An executor of a will generally receives compensation for his work.
Each state has laws that govern how an executor is paid.
The executor is paid out of the probate estate, rather than from the pockets of the beneficiaries, and may be paid a percentage of the estate, a flat fee or a hourly rate, depending on state law.
Can you benefit from a will if you are an executor?
Beneficiary as an Executor. People often ask whether an Executor can be one of the Beneficiaries named in the Will. The answer is yes, it’s perfectly normal (and perfectly legal) for your Executors and Beneficiaries to be the same people. On the other hand, it might be that your Executor is not named as a Beneficiary.21 Aug 2017
Can the executor of the estate take everything?
Estate beneficiaries must move quickly if the estate executor is stealing. State laws set a window during which heirs can take action against an estate executor. A will executor is responsible for managing a deceased’s person’s estate, and she is named in the will itself by the deceased person.
What is the usual fee for an executor of a will?
Most executors are entitled to payment for their work, either by the terms of the will or under state law. Typically, a will either names a flat fee or states that the executor can claim “reasonable compensation.”
Can the executor of a will take everything?
The executor of an estate, after being appointed by the court, only has control over assets called “probate assets.” There usually exists “non-probate assets” over which the executor has no control.

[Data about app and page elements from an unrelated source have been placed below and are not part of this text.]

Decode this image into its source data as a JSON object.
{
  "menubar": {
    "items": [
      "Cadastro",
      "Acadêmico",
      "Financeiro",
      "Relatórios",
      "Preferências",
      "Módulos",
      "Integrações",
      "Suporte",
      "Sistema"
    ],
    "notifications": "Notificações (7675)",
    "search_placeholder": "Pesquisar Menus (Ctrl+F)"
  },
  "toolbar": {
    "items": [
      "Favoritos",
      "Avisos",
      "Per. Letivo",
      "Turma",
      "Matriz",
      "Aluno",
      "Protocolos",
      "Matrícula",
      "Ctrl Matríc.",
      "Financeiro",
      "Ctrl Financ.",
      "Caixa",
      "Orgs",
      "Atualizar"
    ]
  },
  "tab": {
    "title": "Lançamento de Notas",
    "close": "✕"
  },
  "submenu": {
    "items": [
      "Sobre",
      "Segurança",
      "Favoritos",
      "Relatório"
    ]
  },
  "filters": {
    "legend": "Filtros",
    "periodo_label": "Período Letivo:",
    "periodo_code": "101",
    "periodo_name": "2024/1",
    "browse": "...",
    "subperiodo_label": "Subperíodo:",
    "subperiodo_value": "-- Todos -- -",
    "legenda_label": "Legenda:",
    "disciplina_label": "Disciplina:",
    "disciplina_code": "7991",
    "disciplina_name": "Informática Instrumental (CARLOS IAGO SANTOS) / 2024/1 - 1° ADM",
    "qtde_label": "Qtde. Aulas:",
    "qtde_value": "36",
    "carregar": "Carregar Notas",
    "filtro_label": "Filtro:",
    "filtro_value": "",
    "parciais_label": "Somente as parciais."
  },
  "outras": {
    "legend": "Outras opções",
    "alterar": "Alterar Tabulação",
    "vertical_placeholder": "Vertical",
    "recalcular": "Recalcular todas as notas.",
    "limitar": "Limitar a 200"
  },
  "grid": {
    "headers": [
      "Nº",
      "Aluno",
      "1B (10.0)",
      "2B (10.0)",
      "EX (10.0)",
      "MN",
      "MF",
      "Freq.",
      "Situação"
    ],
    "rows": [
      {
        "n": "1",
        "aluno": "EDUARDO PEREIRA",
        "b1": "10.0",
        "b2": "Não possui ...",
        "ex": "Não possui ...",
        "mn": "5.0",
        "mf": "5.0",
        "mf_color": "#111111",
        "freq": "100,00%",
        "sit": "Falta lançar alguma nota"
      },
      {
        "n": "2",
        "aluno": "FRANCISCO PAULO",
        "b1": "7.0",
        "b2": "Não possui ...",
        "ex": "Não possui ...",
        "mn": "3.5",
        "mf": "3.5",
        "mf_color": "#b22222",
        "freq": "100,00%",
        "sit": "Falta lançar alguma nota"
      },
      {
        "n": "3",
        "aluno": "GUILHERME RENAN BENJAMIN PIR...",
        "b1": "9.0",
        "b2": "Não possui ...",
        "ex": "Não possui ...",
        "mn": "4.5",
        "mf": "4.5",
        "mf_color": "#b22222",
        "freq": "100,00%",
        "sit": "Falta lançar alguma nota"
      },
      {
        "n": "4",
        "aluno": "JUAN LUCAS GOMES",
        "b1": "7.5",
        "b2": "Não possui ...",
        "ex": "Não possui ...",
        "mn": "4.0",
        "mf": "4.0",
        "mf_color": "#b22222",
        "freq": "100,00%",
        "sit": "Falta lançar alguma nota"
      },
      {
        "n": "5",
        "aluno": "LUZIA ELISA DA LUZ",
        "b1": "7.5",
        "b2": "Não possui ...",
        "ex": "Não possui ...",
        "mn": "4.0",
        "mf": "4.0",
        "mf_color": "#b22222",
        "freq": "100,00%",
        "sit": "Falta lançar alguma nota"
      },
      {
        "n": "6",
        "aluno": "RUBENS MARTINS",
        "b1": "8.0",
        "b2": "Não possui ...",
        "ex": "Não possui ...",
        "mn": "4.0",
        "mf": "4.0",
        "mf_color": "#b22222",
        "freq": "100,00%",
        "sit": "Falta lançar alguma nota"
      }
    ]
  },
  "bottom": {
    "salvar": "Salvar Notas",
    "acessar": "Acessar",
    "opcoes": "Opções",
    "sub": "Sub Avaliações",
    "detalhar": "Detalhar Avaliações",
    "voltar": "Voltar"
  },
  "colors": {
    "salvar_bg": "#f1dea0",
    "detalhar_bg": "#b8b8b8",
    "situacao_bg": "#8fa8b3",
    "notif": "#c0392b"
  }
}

Therefore, the executor does not have the right to exercise control over real estate, although it often happens.
How much does an executor of a will get paid in California?
Under California Probate Code, the executor typically receives 4% on the first $100,000, 3% on the next $100,000 and 2% on the next $800,000, says William Sweeney, a California-based probate attorney. For an estate worth $600,000 the fee works out at approximately $15,000.
How much do solicitors charge to be executors?
Some probate specialists and solicitors charge an hourly rate while others charge a fee that is a percentage of the value of the estate. This fee is usually calculated as between 1% to 5% of the value of the estate, plus VAT.